Which lines in the data below contain the word "JSON"? Return each of them.

*** GIVEN ENTRIES ***

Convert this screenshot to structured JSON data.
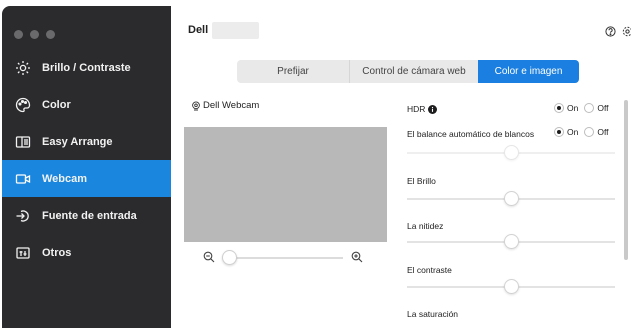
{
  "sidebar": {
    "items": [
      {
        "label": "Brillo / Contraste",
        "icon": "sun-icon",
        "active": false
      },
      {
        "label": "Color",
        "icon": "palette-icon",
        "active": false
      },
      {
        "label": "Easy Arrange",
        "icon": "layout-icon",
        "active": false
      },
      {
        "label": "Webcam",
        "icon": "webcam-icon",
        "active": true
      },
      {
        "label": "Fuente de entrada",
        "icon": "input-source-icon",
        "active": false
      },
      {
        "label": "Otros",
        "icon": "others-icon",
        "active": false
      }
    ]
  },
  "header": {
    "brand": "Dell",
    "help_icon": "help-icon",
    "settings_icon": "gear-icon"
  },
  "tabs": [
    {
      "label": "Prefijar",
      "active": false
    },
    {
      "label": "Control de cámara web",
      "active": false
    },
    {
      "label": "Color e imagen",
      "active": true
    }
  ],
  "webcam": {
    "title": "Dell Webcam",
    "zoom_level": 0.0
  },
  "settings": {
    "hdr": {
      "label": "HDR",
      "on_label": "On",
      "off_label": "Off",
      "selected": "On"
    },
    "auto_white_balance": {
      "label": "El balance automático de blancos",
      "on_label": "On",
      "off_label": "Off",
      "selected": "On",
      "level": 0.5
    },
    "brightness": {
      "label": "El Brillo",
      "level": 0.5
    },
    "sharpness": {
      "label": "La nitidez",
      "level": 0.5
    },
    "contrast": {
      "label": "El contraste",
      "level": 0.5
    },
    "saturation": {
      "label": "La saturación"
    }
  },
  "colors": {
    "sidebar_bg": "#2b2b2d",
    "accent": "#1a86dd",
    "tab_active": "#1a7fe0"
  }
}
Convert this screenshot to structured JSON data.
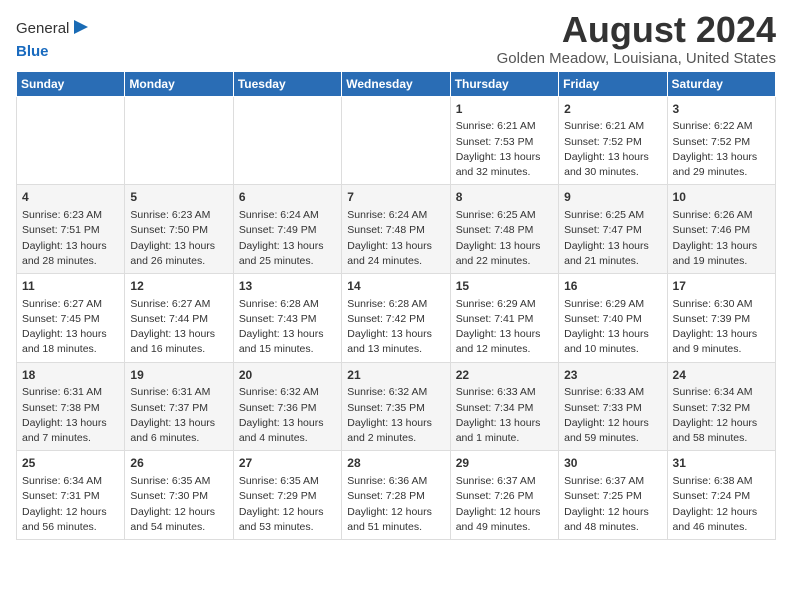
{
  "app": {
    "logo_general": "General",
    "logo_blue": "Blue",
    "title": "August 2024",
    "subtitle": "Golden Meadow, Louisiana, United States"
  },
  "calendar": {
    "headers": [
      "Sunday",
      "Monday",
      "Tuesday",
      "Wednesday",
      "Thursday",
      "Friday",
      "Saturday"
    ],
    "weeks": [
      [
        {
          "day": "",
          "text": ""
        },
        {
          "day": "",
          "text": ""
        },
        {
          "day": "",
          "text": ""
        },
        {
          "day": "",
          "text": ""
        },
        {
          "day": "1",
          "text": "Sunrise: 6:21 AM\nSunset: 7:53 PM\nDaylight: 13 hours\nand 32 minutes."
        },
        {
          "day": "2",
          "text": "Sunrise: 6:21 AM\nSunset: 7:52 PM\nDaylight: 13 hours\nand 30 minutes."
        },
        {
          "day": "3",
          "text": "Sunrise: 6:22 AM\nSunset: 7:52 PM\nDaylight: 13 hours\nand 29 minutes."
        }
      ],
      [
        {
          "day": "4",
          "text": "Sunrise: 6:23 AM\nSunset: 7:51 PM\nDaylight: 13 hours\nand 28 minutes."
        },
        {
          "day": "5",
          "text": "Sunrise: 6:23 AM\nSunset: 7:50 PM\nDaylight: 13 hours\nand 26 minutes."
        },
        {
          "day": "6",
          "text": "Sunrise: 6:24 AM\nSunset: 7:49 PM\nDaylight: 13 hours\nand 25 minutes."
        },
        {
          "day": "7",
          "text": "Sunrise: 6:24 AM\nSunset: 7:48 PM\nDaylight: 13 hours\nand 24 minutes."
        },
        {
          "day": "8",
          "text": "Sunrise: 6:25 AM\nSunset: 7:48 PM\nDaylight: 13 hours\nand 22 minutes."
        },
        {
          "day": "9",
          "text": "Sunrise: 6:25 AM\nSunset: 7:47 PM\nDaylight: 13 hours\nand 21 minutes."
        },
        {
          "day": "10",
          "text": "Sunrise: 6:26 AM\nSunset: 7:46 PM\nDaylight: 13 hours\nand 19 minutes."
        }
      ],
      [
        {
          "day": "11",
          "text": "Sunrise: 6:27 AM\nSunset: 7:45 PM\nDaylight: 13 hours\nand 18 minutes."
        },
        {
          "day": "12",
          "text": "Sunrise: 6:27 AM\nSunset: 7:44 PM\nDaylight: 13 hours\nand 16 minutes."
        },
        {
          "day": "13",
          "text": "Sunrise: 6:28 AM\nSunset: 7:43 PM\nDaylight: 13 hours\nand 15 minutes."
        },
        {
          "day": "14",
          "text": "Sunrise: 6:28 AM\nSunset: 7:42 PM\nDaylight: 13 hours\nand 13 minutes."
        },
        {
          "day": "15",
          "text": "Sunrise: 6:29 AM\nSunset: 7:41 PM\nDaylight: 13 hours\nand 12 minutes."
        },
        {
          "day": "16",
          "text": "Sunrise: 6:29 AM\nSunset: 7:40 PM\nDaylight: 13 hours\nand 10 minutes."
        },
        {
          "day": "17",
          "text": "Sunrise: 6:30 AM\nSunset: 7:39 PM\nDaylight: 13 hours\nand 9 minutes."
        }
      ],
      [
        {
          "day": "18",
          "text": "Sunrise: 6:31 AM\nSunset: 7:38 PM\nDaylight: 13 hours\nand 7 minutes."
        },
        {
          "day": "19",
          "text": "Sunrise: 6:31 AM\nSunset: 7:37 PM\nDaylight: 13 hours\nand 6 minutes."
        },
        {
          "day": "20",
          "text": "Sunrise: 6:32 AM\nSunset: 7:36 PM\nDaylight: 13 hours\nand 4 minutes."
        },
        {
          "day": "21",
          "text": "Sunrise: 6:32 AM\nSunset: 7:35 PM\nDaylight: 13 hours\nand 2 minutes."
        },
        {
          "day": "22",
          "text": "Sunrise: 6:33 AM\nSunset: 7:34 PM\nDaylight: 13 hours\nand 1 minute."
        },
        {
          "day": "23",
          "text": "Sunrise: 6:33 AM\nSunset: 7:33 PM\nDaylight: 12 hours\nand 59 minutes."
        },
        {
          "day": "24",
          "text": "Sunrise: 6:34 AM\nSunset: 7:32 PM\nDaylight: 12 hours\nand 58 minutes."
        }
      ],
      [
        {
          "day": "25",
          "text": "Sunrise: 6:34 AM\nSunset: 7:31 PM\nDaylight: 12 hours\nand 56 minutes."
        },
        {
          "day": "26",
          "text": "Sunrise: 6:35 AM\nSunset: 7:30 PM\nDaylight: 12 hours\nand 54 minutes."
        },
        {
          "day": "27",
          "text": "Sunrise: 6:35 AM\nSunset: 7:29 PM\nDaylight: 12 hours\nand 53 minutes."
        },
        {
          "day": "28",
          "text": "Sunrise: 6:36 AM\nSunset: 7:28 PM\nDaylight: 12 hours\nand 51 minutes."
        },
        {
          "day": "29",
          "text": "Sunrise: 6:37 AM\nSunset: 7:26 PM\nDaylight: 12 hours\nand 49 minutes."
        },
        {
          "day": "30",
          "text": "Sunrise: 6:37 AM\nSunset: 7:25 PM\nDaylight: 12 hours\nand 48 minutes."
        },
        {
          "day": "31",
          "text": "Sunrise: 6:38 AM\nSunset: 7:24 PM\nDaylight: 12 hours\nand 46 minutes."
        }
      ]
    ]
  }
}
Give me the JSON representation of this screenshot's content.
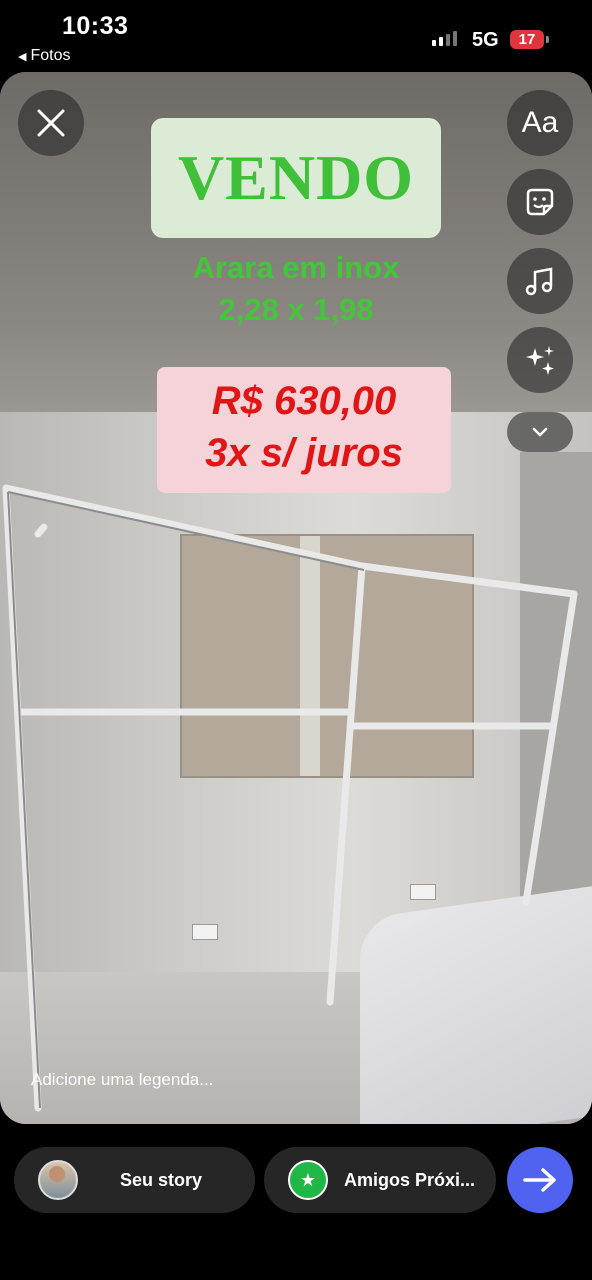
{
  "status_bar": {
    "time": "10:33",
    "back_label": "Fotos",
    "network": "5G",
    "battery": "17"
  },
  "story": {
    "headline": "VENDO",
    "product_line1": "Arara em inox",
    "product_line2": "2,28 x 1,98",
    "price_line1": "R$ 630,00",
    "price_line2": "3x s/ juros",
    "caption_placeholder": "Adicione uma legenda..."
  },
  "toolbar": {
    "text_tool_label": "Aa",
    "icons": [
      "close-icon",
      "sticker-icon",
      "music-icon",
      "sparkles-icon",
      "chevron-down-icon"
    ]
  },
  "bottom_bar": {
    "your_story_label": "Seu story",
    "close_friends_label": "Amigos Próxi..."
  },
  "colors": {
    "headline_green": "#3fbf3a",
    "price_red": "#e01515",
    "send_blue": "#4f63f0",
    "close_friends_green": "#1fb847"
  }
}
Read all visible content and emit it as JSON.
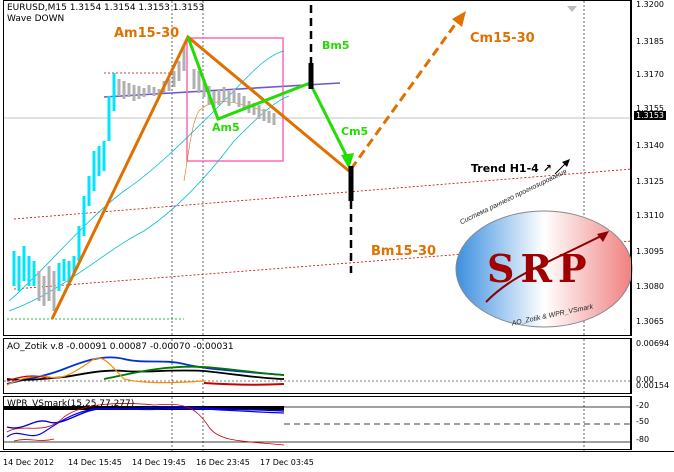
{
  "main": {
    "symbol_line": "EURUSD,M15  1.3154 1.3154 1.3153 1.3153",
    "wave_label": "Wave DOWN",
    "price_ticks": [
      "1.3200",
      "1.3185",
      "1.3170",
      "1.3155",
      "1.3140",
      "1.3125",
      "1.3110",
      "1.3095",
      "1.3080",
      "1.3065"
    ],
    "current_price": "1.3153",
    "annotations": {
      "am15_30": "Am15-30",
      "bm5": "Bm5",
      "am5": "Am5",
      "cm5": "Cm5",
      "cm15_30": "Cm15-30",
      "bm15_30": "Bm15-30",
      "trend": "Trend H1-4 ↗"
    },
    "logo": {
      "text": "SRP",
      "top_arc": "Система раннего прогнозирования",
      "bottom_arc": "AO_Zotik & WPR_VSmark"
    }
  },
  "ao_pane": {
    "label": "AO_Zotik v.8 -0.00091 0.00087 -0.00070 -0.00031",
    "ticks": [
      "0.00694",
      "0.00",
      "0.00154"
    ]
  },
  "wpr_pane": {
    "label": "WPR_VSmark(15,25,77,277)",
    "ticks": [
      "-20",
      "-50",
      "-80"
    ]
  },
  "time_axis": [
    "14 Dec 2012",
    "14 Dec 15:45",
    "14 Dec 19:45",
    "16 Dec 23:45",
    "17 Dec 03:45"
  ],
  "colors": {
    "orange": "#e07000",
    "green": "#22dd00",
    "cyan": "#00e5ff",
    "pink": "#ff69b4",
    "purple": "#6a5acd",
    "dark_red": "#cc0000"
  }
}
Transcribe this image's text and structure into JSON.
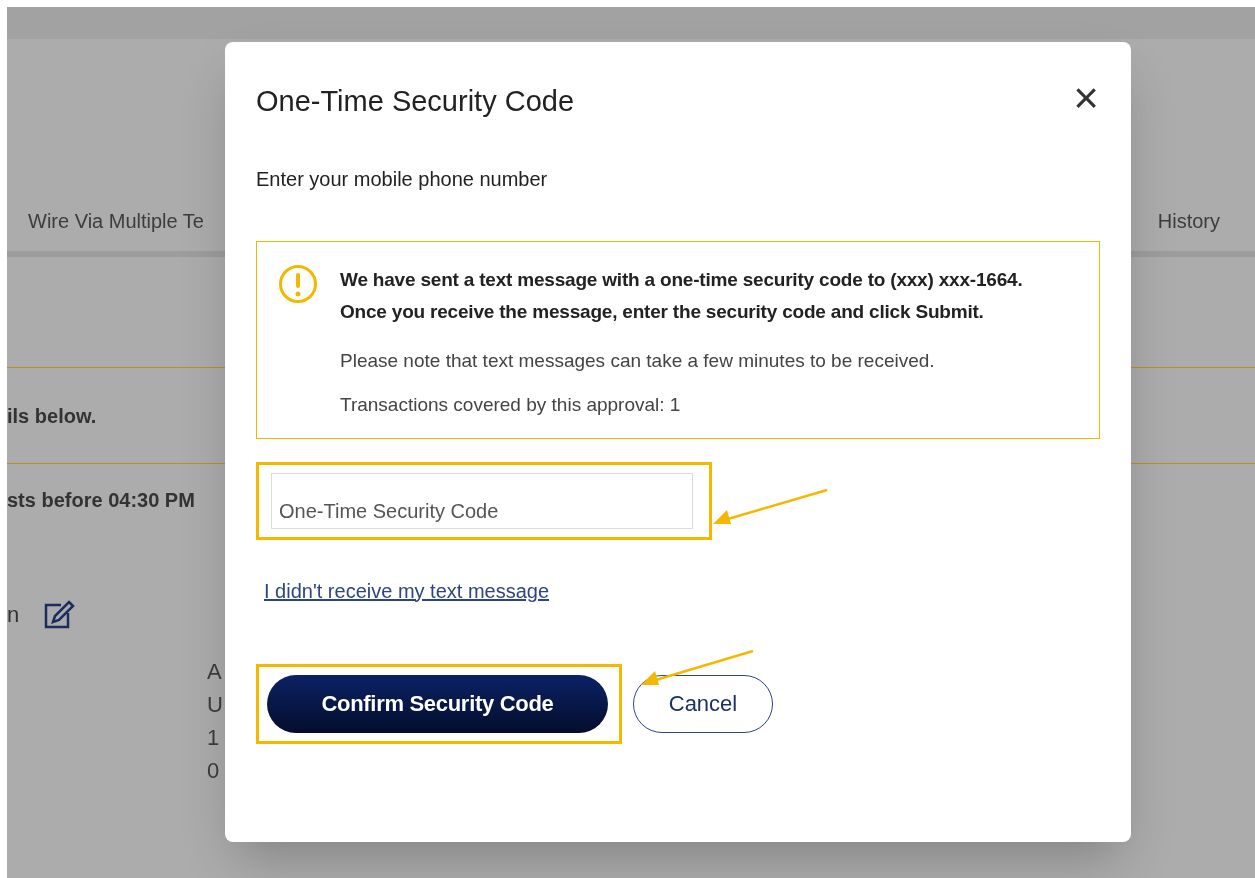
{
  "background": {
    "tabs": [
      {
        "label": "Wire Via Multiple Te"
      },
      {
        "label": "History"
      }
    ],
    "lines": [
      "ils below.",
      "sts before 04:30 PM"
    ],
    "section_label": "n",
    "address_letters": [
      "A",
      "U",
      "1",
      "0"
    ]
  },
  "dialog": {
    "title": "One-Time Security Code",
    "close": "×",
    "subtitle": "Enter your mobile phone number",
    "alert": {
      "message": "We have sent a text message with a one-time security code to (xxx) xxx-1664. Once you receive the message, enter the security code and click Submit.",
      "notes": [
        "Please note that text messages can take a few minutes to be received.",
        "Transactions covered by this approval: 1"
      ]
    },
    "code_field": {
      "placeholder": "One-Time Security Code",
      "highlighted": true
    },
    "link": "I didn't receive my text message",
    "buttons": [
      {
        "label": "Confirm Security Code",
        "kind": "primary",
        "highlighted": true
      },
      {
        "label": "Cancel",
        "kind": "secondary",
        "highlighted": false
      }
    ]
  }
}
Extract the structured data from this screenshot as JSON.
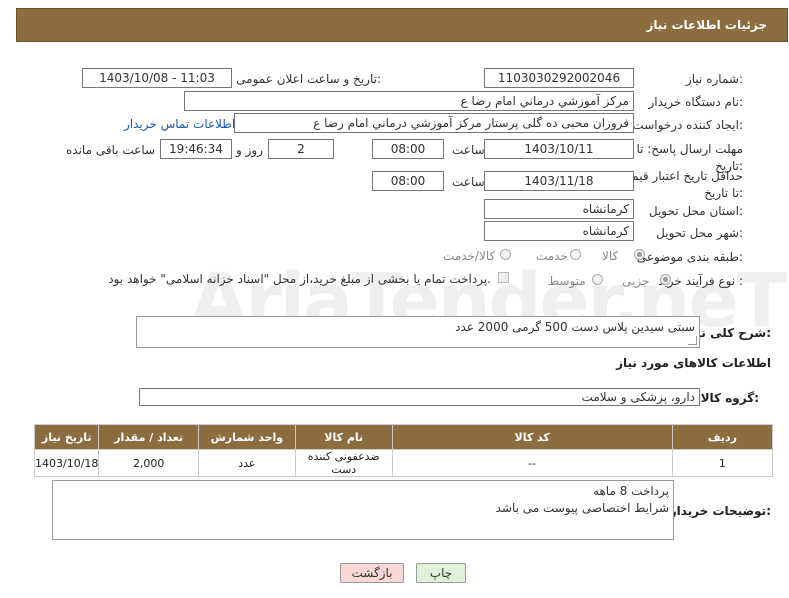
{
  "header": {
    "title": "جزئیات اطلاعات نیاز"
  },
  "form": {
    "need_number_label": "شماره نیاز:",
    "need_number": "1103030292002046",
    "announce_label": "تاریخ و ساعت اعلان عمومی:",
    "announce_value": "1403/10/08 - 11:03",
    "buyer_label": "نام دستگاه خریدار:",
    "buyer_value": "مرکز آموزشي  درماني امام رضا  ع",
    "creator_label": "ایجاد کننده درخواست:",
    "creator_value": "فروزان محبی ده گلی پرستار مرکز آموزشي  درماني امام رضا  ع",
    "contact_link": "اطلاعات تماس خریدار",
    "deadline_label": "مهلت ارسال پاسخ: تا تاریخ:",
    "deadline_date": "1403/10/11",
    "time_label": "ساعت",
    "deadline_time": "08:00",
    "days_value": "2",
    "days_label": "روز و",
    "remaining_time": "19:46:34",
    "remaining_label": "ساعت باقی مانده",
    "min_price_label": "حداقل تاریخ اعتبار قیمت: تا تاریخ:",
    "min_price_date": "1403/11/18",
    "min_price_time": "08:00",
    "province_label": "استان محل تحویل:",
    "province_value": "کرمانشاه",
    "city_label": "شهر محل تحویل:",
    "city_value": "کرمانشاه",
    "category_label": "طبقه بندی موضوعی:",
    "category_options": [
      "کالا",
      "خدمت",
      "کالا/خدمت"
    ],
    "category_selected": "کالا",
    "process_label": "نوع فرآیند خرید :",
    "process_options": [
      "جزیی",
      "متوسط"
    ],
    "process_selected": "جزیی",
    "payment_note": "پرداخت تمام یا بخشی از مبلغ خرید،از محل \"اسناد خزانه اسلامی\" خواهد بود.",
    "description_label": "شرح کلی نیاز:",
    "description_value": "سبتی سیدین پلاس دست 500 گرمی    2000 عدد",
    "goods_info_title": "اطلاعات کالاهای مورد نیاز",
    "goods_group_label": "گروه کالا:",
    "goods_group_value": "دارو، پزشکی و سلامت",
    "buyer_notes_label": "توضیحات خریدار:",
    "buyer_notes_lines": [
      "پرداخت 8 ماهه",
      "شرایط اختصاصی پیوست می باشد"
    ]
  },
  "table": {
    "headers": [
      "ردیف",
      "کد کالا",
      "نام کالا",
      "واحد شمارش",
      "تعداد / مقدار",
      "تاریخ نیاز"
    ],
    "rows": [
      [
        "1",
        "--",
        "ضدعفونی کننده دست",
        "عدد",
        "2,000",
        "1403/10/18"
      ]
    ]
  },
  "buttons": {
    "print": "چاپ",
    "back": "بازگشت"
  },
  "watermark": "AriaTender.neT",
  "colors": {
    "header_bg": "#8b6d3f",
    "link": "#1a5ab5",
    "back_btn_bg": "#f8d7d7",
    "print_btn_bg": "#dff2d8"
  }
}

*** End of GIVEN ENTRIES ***

§ **WRITTEN RESPONSE**:
Convert this screenshot to structured JSON data.
Convert this screenshot to structured JSON data.
Give me the JSON representation of this screenshot's content.
Read all visible content and emit it as JSON.
Transcribe this image's text and structure into JSON.
Extract the structured data from this screenshot as JSON.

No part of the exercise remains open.